Cheating on examinations and its predictors among undergraduate students at Hawassa University College of Medicine and Health Science, Hawassa, Ethiopia
Pharmacology Unit, School of Medicine, Hawassa University, Hawassa, P.O Box-1560, Ethiopia
BMC Medical Education 2014, 14:89 doi:10.1186/1472-6920-14-89Published: 30 April 2014
Cheating on examinations in academic institutions is a worldwide issue. When cheating occurs in medical schools, it has serious consequences for human life, social values, and the economy. This study was conducted to determine the prevalence of cheating and identify factors that influence cheating among students of Hawassa University College of medicine and health science.
A cross sectional study was conducted from May through June 2013. A pre-tested self-administered, structured questionnaire was used to collect self-reported data regarding cheating. Data were entered and analyzed using SPSS version 20. Descriptive statistics were used for data summarization and presentation. Degree of association was measured by Chi Square test, with significance level set at p = 0.05. Bivariate and multivariate logistic regression analyses were used to assess associations.
The prevalence of self-reported cheating was found to be 19.8% (95% CI = 17.4-21.9). About 12.1% (95% CI = 10.2-13.9) of students disclosed cheating on the entrance examination. The majority of students (80.1% (95% CI = 77.9-82.3) disclosed that they would not report cheating to invigilators even if they had witnessed cheating. Analysis by multiple regression models showed that students who cheated in high school were more likely to cheat (adjusted OR = 1. 80, 95% CI = 1. 01–3.19) and that cheating was less likely among students who didn’t cheat on entrance examinations (adjusted OR = 0. 25, 95% CI = 0. 14–0.45). Dining outside the university cafeteria and receiving pocket money of Birr 300 or more were strongly associated with cheating (adjusted OR = 3.08, 95% CI = 1.54-6.16 and adjusted OR = 1.69 (95% CI = 1.05-2.72), respectively. The odds of cheating among students were significantly higher for those who went to private high school, were substance users, and didn’t attend lectures than for those who attended government schools, were not substance abusers, and attended lectures.

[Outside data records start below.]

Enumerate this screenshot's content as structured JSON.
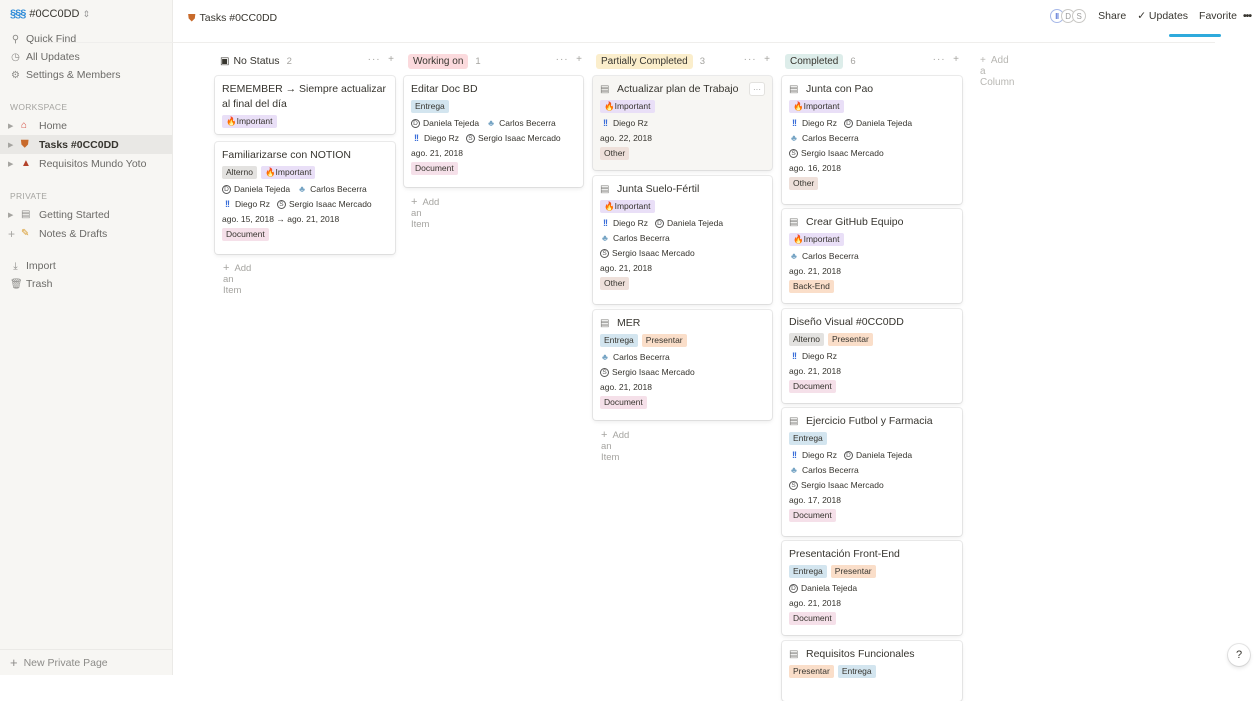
{
  "sidebar": {
    "workspace_name": "#0CC0DD",
    "workspace_logo": "§§§",
    "nav": [
      {
        "label": "Quick Find",
        "icon": "search-icon"
      },
      {
        "label": "All Updates",
        "icon": "clock-icon"
      },
      {
        "label": "Settings & Members",
        "icon": "gear-icon"
      }
    ],
    "section_workspace": "WORKSPACE",
    "section_private": "PRIVATE",
    "workspace_pages": [
      {
        "label": "Home",
        "icon": "home-icon"
      },
      {
        "label": "Tasks #0CC0DD",
        "icon": "shield-icon"
      },
      {
        "label": "Requisitos Mundo Yoto",
        "icon": "mountain-icon"
      }
    ],
    "private_pages": [
      {
        "label": "Getting Started",
        "icon": "document-icon"
      },
      {
        "label": "Notes & Drafts",
        "icon": "drafts-icon"
      }
    ],
    "import_label": "Import",
    "trash_label": "Trash",
    "new_page_label": "New Private Page"
  },
  "topbar": {
    "breadcrumb": "Tasks #0CC0DD",
    "share": "Share",
    "updates": "Updates",
    "favorite": "Favorite",
    "more": "•••",
    "avatars": [
      "‖",
      "D",
      "S"
    ]
  },
  "board": {
    "add_item": "Add an Item",
    "add_column": "Add a Column",
    "columns": [
      {
        "title": "No Status",
        "count": "2"
      },
      {
        "title": "Working on",
        "count": "1"
      },
      {
        "title": "Partially Completed",
        "count": "3"
      },
      {
        "title": "Completed",
        "count": "6"
      }
    ],
    "cards": {
      "c1": {
        "title": "REMEMBER → Siempre actualizar al final del día",
        "tags": [
          "Important"
        ]
      },
      "c2": {
        "title": "Familiarizarse con NOTION",
        "tags": [
          "Alterno",
          "Important"
        ],
        "people1": "Daniela Tejeda",
        "people2": "Carlos Becerra",
        "people3": "Diego Rz",
        "people4": "Sergio Isaac Mercado",
        "date": "ago. 15, 2018 → ago. 21, 2018",
        "type": "Document"
      },
      "c3": {
        "title": "Editar Doc BD",
        "tags": [
          "Entrega"
        ],
        "people1": "Daniela Tejeda",
        "people2": "Carlos Becerra",
        "people3": "Diego Rz",
        "people4": "Sergio Isaac Mercado",
        "date": "ago. 21, 2018",
        "type": "Document"
      },
      "c4": {
        "title": "Actualizar plan de Trabajo",
        "tags": [
          "Important"
        ],
        "people1": "Diego Rz",
        "date": "ago. 22, 2018",
        "type": "Other"
      },
      "c5": {
        "title": "Junta Suelo-Fértil",
        "tags": [
          "Important"
        ],
        "people1": "Diego Rz",
        "people2": "Daniela Tejeda",
        "people3": "Carlos Becerra",
        "people4": "Sergio Isaac Mercado",
        "date": "ago. 21, 2018",
        "type": "Other"
      },
      "c6": {
        "title": "MER",
        "tags": [
          "Entrega",
          "Presentar"
        ],
        "people1": "Carlos Becerra",
        "people2": "Sergio Isaac Mercado",
        "date": "ago. 21, 2018",
        "type": "Document"
      },
      "c7": {
        "title": "Junta con Pao",
        "tags": [
          "Important"
        ],
        "people1": "Diego Rz",
        "people2": "Daniela Tejeda",
        "people3": "Carlos Becerra",
        "people4": "Sergio Isaac Mercado",
        "date": "ago. 16, 2018",
        "type": "Other"
      },
      "c8": {
        "title": "Crear GitHub Equipo",
        "tags": [
          "Important"
        ],
        "people1": "Carlos Becerra",
        "date": "ago. 21, 2018",
        "type": "Back-End"
      },
      "c9": {
        "title": "Diseño Visual #0CC0DD",
        "tags": [
          "Alterno",
          "Presentar"
        ],
        "people1": "Diego Rz",
        "date": "ago. 21, 2018",
        "type": "Document"
      },
      "c10": {
        "title": "Ejercicio Futbol y Farmacia",
        "tags": [
          "Entrega"
        ],
        "people1": "Diego Rz",
        "people2": "Daniela Tejeda",
        "people3": "Carlos Becerra",
        "people4": "Sergio Isaac Mercado",
        "date": "ago. 17, 2018",
        "type": "Document"
      },
      "c11": {
        "title": "Presentación Front-End",
        "tags": [
          "Entrega",
          "Presentar"
        ],
        "people1": "Daniela Tejeda",
        "date": "ago. 21, 2018",
        "type": "Document"
      },
      "c12": {
        "title": "Requisitos Funcionales",
        "tags": [
          "Presentar",
          "Entrega"
        ]
      }
    }
  },
  "help": "?",
  "colors": {
    "no_status": "#ffffff",
    "working_on": "#fbdadd",
    "partially": "#fbeecc",
    "completed": "#ddedea",
    "important": "#e9dff7",
    "entrega": "#d3e5ef",
    "presentar": "#fadec9",
    "alterno": "#e3e2e0",
    "document": "#f5e0e9",
    "other": "#eee0da",
    "backend": "#fadec9"
  }
}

Our findings have important implications for development of an institution’s policies on academic integrity. By extension, they affect the policies of high schools. Increased levels of supervision during entrance examination, mandated attendance at lectures, and reduction of substance use are likely to reduce cheating. No significant association was found with background, level of parental education, grade point average, and interest in field of study.